We at Wellman have often talked about the causes of erectile dysfunction (ED) – we know that testosterone deficiency, or hypogonadism, is linked to erectile dysfunction , and that as we age, our testosterone levels naturally start to decline . But we were interested to see a recent study conclude that erectile dysfunction may also have ties to something a little more unexpected – gum disease.
Gum disease, or periodontitis, is caused by the build-up of plaque in the mouth, and while it initially begins as gingivitis, it can develop into a serious condition , damaging your jawbone and even causing your teeth to fall out! While you may think the worst way gum disease could ever affect your sex life is give you bad breath, or an unappealingly gappy grin, in fact a recent study  by Dr. Zhigang Zhao of the First Affiliated Hospital of Guangzhou Medical University has suggested it may be linked to something which most men could be forgiven for finding a little more troublesome: erectile dysfunction.
Dr. Zhao analysed five studies into gum disease and erectile dysfunction conducted from 2009 to 2015, which in total gave a pool of over 213,000 participants. Dr. Zhao found that chronic periodontitis (CP) was indeed linked to erectile dysfunction – in fact, accounting for some confounders, it was found that those in the CP group were as much as 2.28 times as likely to suffer from erectile dysfunction than those who weren’t in the group.
Now, that’s no reason to drastically ramp up your flossing (though there may be others reasons for that). The crucial phrase here is “some confounders”. A confounder is some (often unknown) factor which causes two different effects, creating a distortion when we come to investigate the relationship between those two effects. For example, we know that diabetes may cause both erectile dysfunction  and gum disease  – so if we were show that gum disease causes erectile dysfunction, say, we would have to account for diabetes as a confounder. After all, as the old mantra goes, what looks like causation may be mere correlation – gum disease and erectile dysfunction look like they’re causally linked only because they are correlated by being caused by diabetes.
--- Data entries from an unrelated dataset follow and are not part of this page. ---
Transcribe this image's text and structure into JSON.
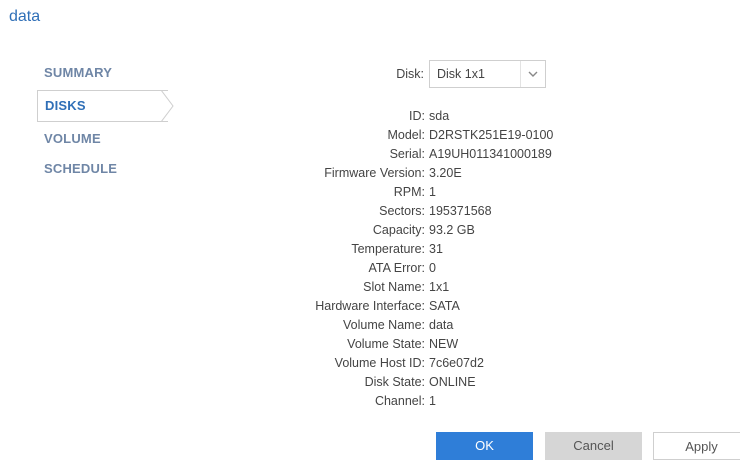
{
  "title": "data",
  "nav": {
    "items": [
      {
        "label": "SUMMARY",
        "active": false
      },
      {
        "label": "DISKS",
        "active": true
      },
      {
        "label": "VOLUME SCHEDULE",
        "active": false
      }
    ]
  },
  "disk_selector": {
    "label": "Disk:",
    "value": "Disk 1x1"
  },
  "details": [
    {
      "label": "ID:",
      "value": "sda"
    },
    {
      "label": "Model:",
      "value": "D2RSTK251E19-0100"
    },
    {
      "label": "Serial:",
      "value": "A19UH011341000189"
    },
    {
      "label": "Firmware Version:",
      "value": "3.20E"
    },
    {
      "label": "RPM:",
      "value": "1"
    },
    {
      "label": "Sectors:",
      "value": "195371568"
    },
    {
      "label": "Capacity:",
      "value": "93.2 GB"
    },
    {
      "label": "Temperature:",
      "value": "31"
    },
    {
      "label": "ATA Error:",
      "value": "0"
    },
    {
      "label": "Slot Name:",
      "value": "1x1"
    },
    {
      "label": "Hardware Interface:",
      "value": "SATA"
    },
    {
      "label": "Volume Name:",
      "value": "data"
    },
    {
      "label": "Volume State:",
      "value": "NEW"
    },
    {
      "label": "Volume Host ID:",
      "value": "7c6e07d2"
    },
    {
      "label": "Disk State:",
      "value": "ONLINE"
    },
    {
      "label": "Channel:",
      "value": "1"
    }
  ],
  "buttons": {
    "ok": "OK",
    "cancel": "Cancel",
    "apply": "Apply"
  },
  "colors": {
    "accent": "#2f7ed8",
    "title": "#2f6fb7",
    "nav_inactive": "#6f86a6"
  }
}
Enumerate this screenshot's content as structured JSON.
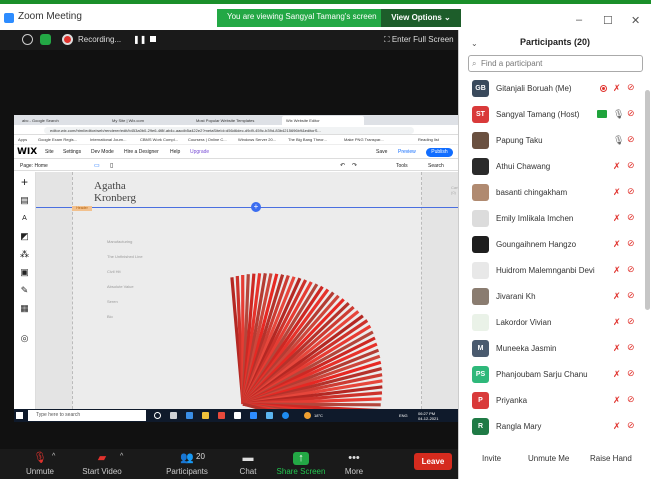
{
  "window": {
    "title": "Zoom Meeting",
    "banner": "You are viewing Sangyal Tamang's screen",
    "view_options": "View Options ⌄",
    "min": "–",
    "max": "☐",
    "close": "✕"
  },
  "meeting_bar": {
    "recording": "Recording...",
    "pause": "❚❚",
    "fullscreen": "⛶ Enter Full Screen"
  },
  "browser": {
    "tabs": [
      "abc - Google Search",
      "My Site | Wix.com",
      "Most Popular Website Templates",
      "Wix Website Editor"
    ],
    "url": "editor.wix.com/html/editor/web/renderer/edit/b453a0b0-29e6-4f8f-ab4c-aacdb5a422e2?metaSiteId=d56d6dec-d9d9-459c-b39d-83b4215696b9&editorS...",
    "bookmarks": [
      "Apps",
      "Google Exam Regis...",
      "International Journ...",
      "CBMS Work Compl...",
      "Coursera | Online C...",
      "Windows Server 20...",
      "The Big Bang Theor...",
      "Make PNG Transpar...",
      "Reading list"
    ]
  },
  "wix": {
    "logo": "WIX",
    "menu": [
      "Site",
      "Settings",
      "Dev Mode",
      "Hire a Designer",
      "Help",
      "Upgrade"
    ],
    "save": "Save",
    "preview": "Preview",
    "publish": "Publish",
    "page_label": "Page: Home",
    "tools": "Tools",
    "search": "Search",
    "site_title_1": "Agatha",
    "site_title_2": "Kronberg",
    "header_tag": "Header",
    "site_menu": [
      "Manufacturing",
      "The Unfinished Line",
      "Civil Hit",
      "Absolute Value",
      "Seren",
      "Bio"
    ],
    "cart": "Cart (0)"
  },
  "taskbar": {
    "search_placeholder": "Type here to search",
    "weather": "18°C",
    "time": "06:27 PM",
    "date": "04-12-2021",
    "lang": "ENG"
  },
  "toolbar": {
    "unmute": "Unmute",
    "start_video": "Start Video",
    "participants": "Participants",
    "participants_count": "20",
    "chat": "Chat",
    "share_screen": "Share Screen",
    "more": "More",
    "leave": "Leave"
  },
  "panel": {
    "title": "Participants (20)",
    "search_placeholder": "Find a participant",
    "participants": [
      {
        "name": "Gitanjali Boruah (Me)",
        "initials": "GB",
        "color": "#3a4a5c"
      },
      {
        "name": "Sangyal Tamang (Host)",
        "initials": "ST",
        "color": "#d93a3a"
      },
      {
        "name": "Papung Taku",
        "initials": "",
        "color": "#6a5040"
      },
      {
        "name": "Athui Chawang",
        "initials": "",
        "color": "#2a2a2a"
      },
      {
        "name": "basanti chingakham",
        "initials": "",
        "color": "#b08a70"
      },
      {
        "name": "Emily Imlikala Imchen",
        "initials": "",
        "color": "#dcdcdc"
      },
      {
        "name": "Goungaihnem Hangzo",
        "initials": "",
        "color": "#1e1e1e"
      },
      {
        "name": "Huidrom Malemnganbi  Devi",
        "initials": "",
        "color": "#e8e8e8"
      },
      {
        "name": "Jivarani Kh",
        "initials": "",
        "color": "#8a7c70"
      },
      {
        "name": "Lakordor Vivian",
        "initials": "",
        "color": "#eaf2e8"
      },
      {
        "name": "Muneeka Jasmin",
        "initials": "M",
        "color": "#4a5a6e"
      },
      {
        "name": "Phanjoubam Sarju Chanu",
        "initials": "PS",
        "color": "#2eb87a"
      },
      {
        "name": "Priyanka",
        "initials": "P",
        "color": "#d93a3a"
      },
      {
        "name": "Rangla Mary",
        "initials": "R",
        "color": "#1f7a45"
      }
    ],
    "invite": "Invite",
    "unmute_me": "Unmute Me",
    "raise_hand": "Raise Hand"
  }
}
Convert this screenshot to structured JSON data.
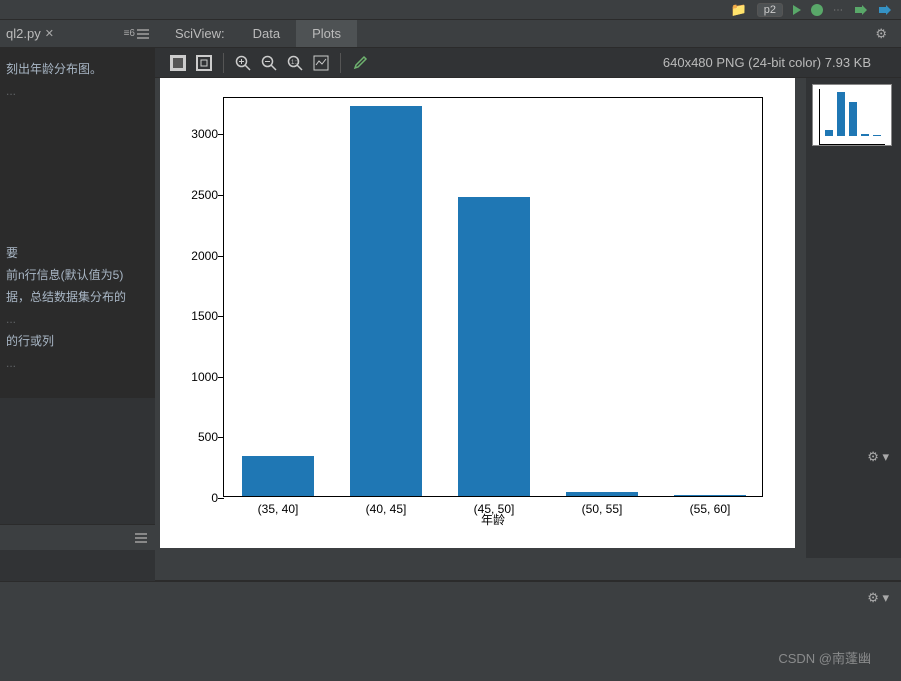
{
  "top": {
    "run_config": "p2"
  },
  "editor": {
    "tab_filename": "ql2.py",
    "lines_indicator": "≡6",
    "line_a": "刻出年龄分布图。",
    "collapse_a": "...",
    "line_b": "要",
    "line_c": "前n行信息(默认值为5)",
    "line_d": "据，总结数据集分布的",
    "collapse_b": "...",
    "line_e": "的行或列",
    "collapse_c": "..."
  },
  "sciview": {
    "title": "SciView:",
    "tab_data": "Data",
    "tab_plots": "Plots",
    "image_info": "640x480 PNG (24-bit color) 7.93 KB"
  },
  "chart_data": {
    "type": "bar",
    "categories": [
      "(35, 40]",
      "(40, 45]",
      "(45, 50]",
      "(50, 55]",
      "(55, 60]"
    ],
    "values": [
      330,
      3220,
      2470,
      30,
      8
    ],
    "xlabel": "年龄",
    "ylabel": "",
    "ylim": [
      0,
      3300
    ],
    "yticks": [
      0,
      500,
      1000,
      1500,
      2000,
      2500,
      3000
    ]
  },
  "watermark": "CSDN @南蓬幽"
}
In the present study, Dr. Zhao was able to separate out the confounding effects of diabetes – and that 2.28 figure takes into account the causal role of diabetes. But, because some of the studies made no mention of factors like smoking, which is linked to both gum disease  and erectile dysfunction , Dr. Zhao was unable to separate off all potential confounders. So while certainly an interesting possibility, let’s not leap to any wild conclusions like gum disease directly causing erectile dysfunction.
Perhaps the more cautious approach would be to recognise the link between gum disease and erectile dysfunction, without making any claims about causation. If you have gum disease, say, and are worried about your ability to perform, that may lend added plausibility to the idea that you are suffering from erectile dysfunction. And if you are concerned about erectile dysfunction, the best thing to do is consult your GP or a specialist clinic like Wellman – though there’s probably no harm in giving your teeth a good brush as well.